I’ve heard two horror stories when it comes to taxis here. One (not so smart) friend paid for his taxi from outside the passenger door with his phone in his hand. The taxi driver snatched the phone and the cash, slammed the door and shot away, tyres squealing.
Another friend was jumped by a stranger while in a taxi and his wallet and phone were stolen from him. Perhaps the driver was in on it, who knows. It seems like taxis might be an appealing target in Santiago for opportunistic petty thieves.
Learn from these experiences, keep your valuables close by and only pay once you have arrived safely at your destination.
Old taxis vs. New taxis
Around Santiago you will find two different types of taxis. They have the 1990’s smaller size taxi which generally has around 300,000 kms or more on the meter. These taxis are a struggle to fit more than 3 people into at a time and generally are operated by a grumpy Chilean man.
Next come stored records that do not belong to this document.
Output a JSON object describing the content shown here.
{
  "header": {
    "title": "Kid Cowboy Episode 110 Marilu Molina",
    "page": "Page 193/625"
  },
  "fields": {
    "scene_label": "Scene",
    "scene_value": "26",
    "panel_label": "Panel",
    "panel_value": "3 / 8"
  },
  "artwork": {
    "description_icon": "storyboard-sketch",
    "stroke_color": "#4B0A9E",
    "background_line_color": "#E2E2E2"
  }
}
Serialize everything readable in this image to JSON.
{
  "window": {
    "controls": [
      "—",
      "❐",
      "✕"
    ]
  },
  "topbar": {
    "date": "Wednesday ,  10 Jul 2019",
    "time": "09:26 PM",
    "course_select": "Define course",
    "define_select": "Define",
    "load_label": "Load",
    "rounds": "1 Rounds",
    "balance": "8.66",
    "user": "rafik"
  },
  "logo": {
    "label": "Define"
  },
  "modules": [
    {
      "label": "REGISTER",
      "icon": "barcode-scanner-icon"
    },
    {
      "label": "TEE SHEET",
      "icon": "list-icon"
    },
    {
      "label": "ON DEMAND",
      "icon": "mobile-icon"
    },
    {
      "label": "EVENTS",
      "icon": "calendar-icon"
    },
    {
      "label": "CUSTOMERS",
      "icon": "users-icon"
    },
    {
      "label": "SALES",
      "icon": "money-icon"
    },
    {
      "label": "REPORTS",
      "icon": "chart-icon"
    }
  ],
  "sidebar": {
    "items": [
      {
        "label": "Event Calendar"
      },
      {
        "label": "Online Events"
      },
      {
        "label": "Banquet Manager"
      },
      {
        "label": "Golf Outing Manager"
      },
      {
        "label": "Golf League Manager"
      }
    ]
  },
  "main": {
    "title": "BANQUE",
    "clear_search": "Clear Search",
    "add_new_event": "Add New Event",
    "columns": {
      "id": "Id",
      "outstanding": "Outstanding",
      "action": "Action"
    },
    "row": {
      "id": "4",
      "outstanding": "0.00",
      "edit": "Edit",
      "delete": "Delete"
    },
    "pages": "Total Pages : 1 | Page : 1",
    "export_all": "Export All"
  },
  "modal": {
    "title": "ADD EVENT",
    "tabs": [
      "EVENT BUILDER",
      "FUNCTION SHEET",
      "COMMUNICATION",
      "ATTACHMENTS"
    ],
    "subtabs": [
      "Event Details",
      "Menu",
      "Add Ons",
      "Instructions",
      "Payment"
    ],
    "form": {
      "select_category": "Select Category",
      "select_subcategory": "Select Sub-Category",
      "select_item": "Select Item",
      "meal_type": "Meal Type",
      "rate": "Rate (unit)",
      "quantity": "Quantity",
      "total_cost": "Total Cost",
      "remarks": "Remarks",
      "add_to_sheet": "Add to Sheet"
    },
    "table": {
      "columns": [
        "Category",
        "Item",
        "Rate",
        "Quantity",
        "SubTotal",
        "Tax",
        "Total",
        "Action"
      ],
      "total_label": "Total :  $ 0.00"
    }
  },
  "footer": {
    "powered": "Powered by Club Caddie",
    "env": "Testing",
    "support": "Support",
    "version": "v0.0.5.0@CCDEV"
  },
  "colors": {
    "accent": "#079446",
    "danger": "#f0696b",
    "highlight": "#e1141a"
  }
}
Compare that to the later model Hyundai taxis which are popping up these days. The newer models tend to have a little more room, and are usually very clean.
Dealing with change
When paying a taxi driver and try pay with a 10.000 peso note, expect for the driver to reject it and ask for smaller change. They usually have a stack of change hidden somewhere though, so if you are really persistent, usually they will grumblingly accept it.
It’s better to try to pay with smaller denomination bills if you can.
A safer alternative
One great option in Santiago is an app called Safertaxi. This free app allows you to call taxis from anywhere in Santiago using your smartphone. It includes maps, GPS and driver ratings so you can be sure to choose a driver with a good track record, and not be overcharged.
Travel in style with your own personal chauffeur
Recently arriving in Santiago is an alternative to the existing local taxi service, called Uber.
Some of you might have heard of this company, or perhaps even used it before. It’s already quite well established in some of the larger cities in the US, Europe and other developed countries.
Essentially, it’s a private driver service that you call up from your smart phone. Professional drivers operate a fleet of high-end cars, usually an air-conditioned Mercedes-Benz with automatic locking, so you can ride safely in heavy traffic.
All the Uber vehicles are high end and brand new. They don’t use a taxi meter, instead the ride is tracked with your smart phone and done via GPS, so you know you are paying a fair price.
It isn’t necessary to deal with small change or even carry cash. Riders pay automatically from their phone when they get out. Drivers are professional and courteous – they will open and close your door for you, and even offer you a drink during the ride.
When I heard Uber was coming to Santiago I was really excited. This is a perfect city for Uber to operate and I know it very well after having used it many times during recent visits to the US and Europe.
However, it is a premium service, so expect to pay premium prices. It usually runs about 20-25% more expensive, but if you’re reading this before January 20th 2014 you’re in luck.
To get a FREE CLP$10.000 worth of Uber credit, sign up using this promotion code. (Full disclosure: The $10.000 bonus credit really is free to you, but because this is my referral link, I additionally receive a small bonus for every person that signs up. So we both win! If you like the content on this site, you might consider it a kind of thank you :-).
For those that don’t like the idea of affiliate links in blogs, here is the standard sign up link that has no free $10.000 bonus credit.
As an additional perk, after signing up open the Uber app on your smartphone. Go to the promotions button and enter “UBERSTGO” and you will get your first two rides free up to CLP$15.000.
So, give Uber a try this week for free and see how you like it. Share your comments below and let us know how your experience was!